Likewise, whenever possible, notify family members, friends, and co-workers of your plans - telling them reduces the likelihood that they will fall prey to social engineers and virtual kidnappers.

7. Turn on your mobile phone's lock feature.

You should be using it all the time, but, it is even more important than usual to secure your phone when traveling. I prefer using a password rather than fingerprints or other biometrics for reasons discussed in this article and others.

8. Enable remote wipe (and remote lock if it exists) for all of your mobile devices.

If a computer, tablet, or phone is lost or stolen, you don't want the data on it - or accessible elsewhere from it - stolen and misused.

9. Encrypt.

You should always be storing sensitive data in an encrypted format, but encryption is even more essential when it comes to devices with which you are traveling; the odds of a device being lost or stolen are obviously higher when you are in unfamiliar places and deviating from your normal schedule and routine than when the devices are sitting in your home or office. Encryption is built in to many versions of Windows, and there are plenty of free encryption tools for other platforms available as well. Also, keep in mind that if you have doubts as to whether something is sensitive enough to warrant encryption, you should probably err on the side of caution and encrypt.

10. Make sure that your name and contact information are visible on your mobile devices.

To help anyone who finds your devices return them to you, write your contact details on the outside of the devices or include the information on the devices' lock screens. Do not include your home address - you don't want anyone who finds or steals one of your devices to know that you are not home. Also, don't write your smartphone's phone number on the outside of the phone - besides providing a poor way of contacting you if the device to which it corresponds is stolen, you'd be making life easier for a thief who does not know how to unlock your phone; using an email address and/or an easily redirected Google voice number or the like is a better idea.

11. Bring your own power sources.

Pack your own charger and sufficient battery packs for when you will not be able to plug in. You don't want to be borrowing these types of items; various power cables and power banks have been found to contain chips that install malware onto devices to which they are attached.

12. Make sure that you have up-to-date security software.

You need security software (anti-malware, personal firewall, anti-spam, etc.) on every computer, tablet, or smartphone with which you are traveling. Also make sure that all patches for the devices' operating systems and software are up to date.

13. Make sure you have all the hardware and software that you will need during your trip.

This is especially true if you are traveling to a foreign country - for both technical and security reasons it is best not to install items purchased overseas unless you have sufficient expertise to ascertain that they are safe and fully-compatible.

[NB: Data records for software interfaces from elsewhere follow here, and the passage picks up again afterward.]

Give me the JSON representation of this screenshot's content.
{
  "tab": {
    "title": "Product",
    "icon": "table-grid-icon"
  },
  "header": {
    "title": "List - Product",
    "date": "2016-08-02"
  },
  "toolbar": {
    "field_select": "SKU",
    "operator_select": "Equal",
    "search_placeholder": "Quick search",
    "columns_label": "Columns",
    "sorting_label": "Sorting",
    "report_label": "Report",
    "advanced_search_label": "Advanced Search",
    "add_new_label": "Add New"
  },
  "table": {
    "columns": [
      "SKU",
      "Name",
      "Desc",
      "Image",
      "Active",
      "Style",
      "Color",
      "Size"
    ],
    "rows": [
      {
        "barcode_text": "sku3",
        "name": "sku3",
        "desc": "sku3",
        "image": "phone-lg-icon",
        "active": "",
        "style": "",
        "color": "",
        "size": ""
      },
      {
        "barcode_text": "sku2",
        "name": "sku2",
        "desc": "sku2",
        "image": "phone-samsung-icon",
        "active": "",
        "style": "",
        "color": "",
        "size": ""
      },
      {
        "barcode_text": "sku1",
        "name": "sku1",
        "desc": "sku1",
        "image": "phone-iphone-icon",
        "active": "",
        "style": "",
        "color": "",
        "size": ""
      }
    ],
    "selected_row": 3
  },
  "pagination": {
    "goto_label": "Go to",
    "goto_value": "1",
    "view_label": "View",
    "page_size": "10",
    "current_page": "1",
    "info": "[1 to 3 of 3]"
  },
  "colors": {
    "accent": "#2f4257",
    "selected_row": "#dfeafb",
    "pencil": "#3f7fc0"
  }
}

Also make sure that you have enough USB devices and media (such as DVD disks - yes, some people still use them) for whatever you need to accomplish during the trip. If you will need to transfer files to other people using USB drives, pack "throw away" drives that you will never place back into your computer after placing them into other peoples' computers.

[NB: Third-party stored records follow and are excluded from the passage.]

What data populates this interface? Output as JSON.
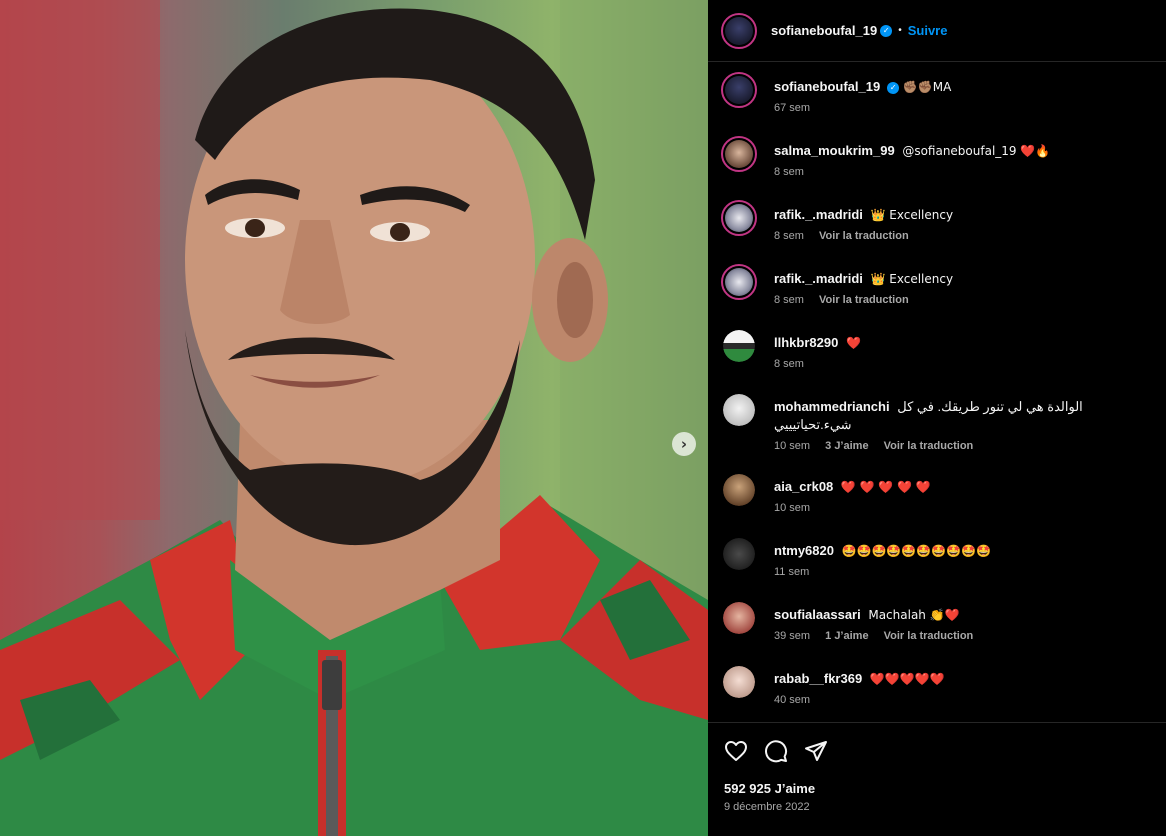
{
  "post": {
    "author": "sofianeboufal_19",
    "follow_label": "Suivre",
    "separator": "•",
    "caption": "✊🏽✊🏽MA",
    "caption_time": "67 sem",
    "likes": "592 925 J’aime",
    "date": "9 décembre 2022"
  },
  "comments": [
    {
      "user": "salma_moukrim_99",
      "text": "@sofianeboufal_19 ❤️🔥",
      "time": "8 sem",
      "likes": "",
      "translate": ""
    },
    {
      "user": "rafik._.madridi",
      "text": "👑 Excellency",
      "time": "8 sem",
      "likes": "",
      "translate": "Voir la traduction"
    },
    {
      "user": "rafik._.madridi",
      "text": "👑 Excellency",
      "time": "8 sem",
      "likes": "",
      "translate": "Voir la traduction"
    },
    {
      "user": "llhkbr8290",
      "text": "❤️",
      "time": "8 sem",
      "likes": "",
      "translate": ""
    },
    {
      "user": "mohammedrianchi",
      "text": "الوالدة هي لي تنور طريقك. في كل شيء.تحياتيييي",
      "time": "10 sem",
      "likes": "3 J’aime",
      "translate": "Voir la traduction"
    },
    {
      "user": "aia_crk08",
      "text": "❤️ ❤️ ❤️ ❤️ ❤️",
      "time": "10 sem",
      "likes": "",
      "translate": ""
    },
    {
      "user": "ntmy6820",
      "text": "🤩🤩🤩🤩🤩🤩🤩🤩🤩🤩",
      "time": "11 sem",
      "likes": "",
      "translate": ""
    },
    {
      "user": "soufialaassari",
      "text": "Machalah 👏❤️",
      "time": "39 sem",
      "likes": "1 J’aime",
      "translate": "Voir la traduction"
    },
    {
      "user": "rabab__fkr369",
      "text": "❤️❤️❤️❤️❤️",
      "time": "40 sem",
      "likes": "",
      "translate": ""
    }
  ],
  "icons": {
    "next": "chevron-right-icon",
    "like": "heart-icon",
    "comment": "comment-bubble-icon",
    "share": "paper-plane-icon",
    "verified": "verified-badge-icon"
  },
  "colors": {
    "background": "#000000",
    "accent_blue": "#0095f6",
    "meta_gray": "#a8a8a8",
    "story_ring": "#c13584",
    "heart_red": "#ed4956"
  }
}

14. Prepare for sale social media usage.

Turn off location tracking and any automatic check-in features running on your social media accounts. Do not post that you will be traveling. If you are using Waze or the like, make sure that you are not sharing "too much information" about your travel with outside parties - better yet, stay "anonymous" on such applications.

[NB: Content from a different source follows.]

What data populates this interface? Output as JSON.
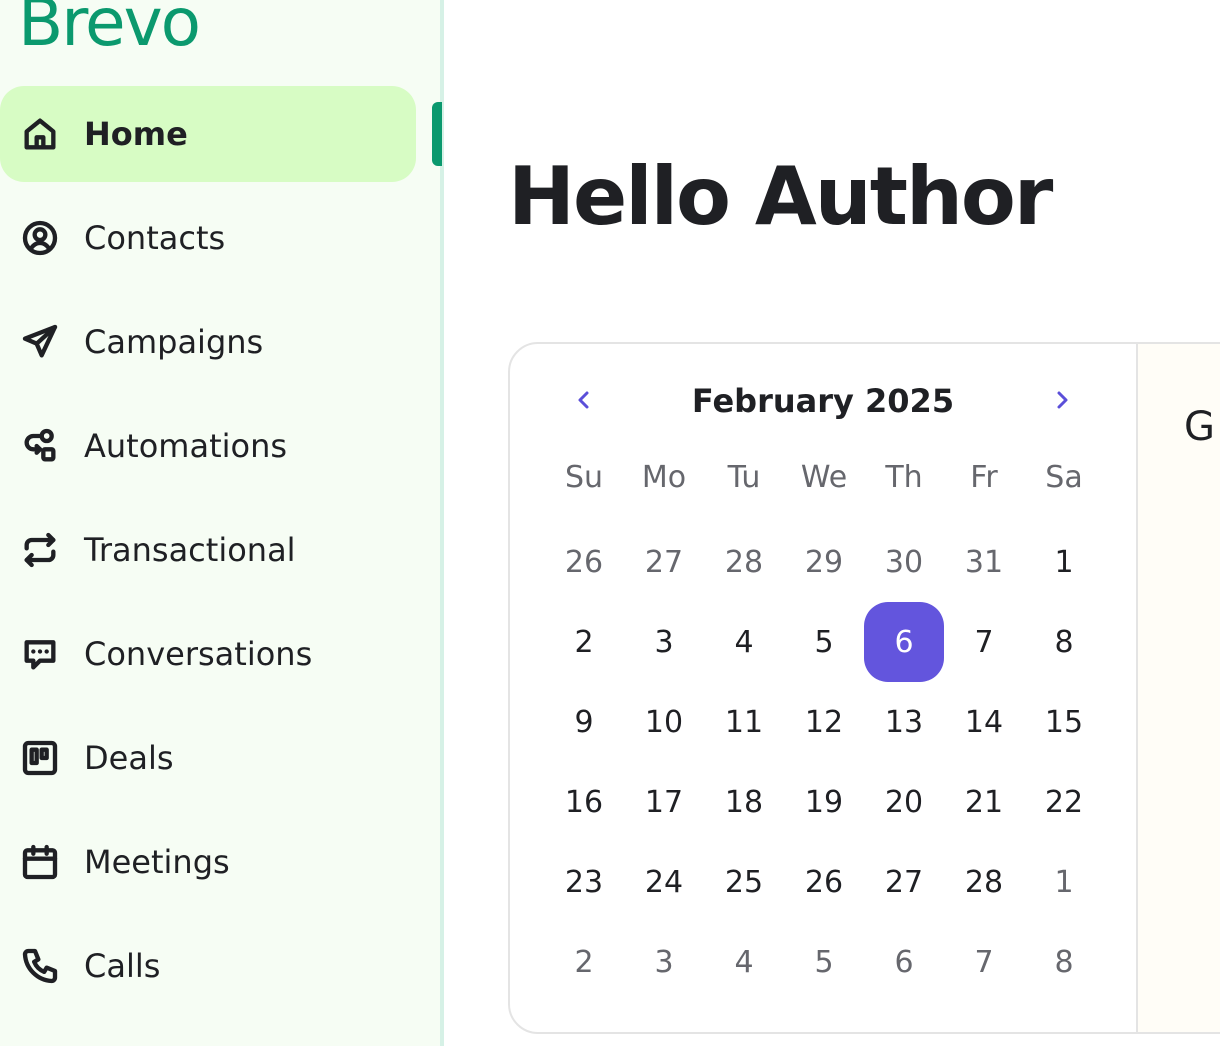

15. Plan your data access in advance.

Check that you have enough data on your cellular plan (and increase it if needed), or if you plan to use WiFi on the trip (which is true for most of us when we travel), learn how to do so safely before you leave on your trip, and prepare accordingly. A personal hotspot from your cellular provider is typically more secure than most WiFi, but it does cost money.

16. Prepare your baggage to keep your data safe.

Make sure all of your equipment containing sensitive information fits in your carry on bag. Do not put computers or the like into suitcases that you will check as baggage.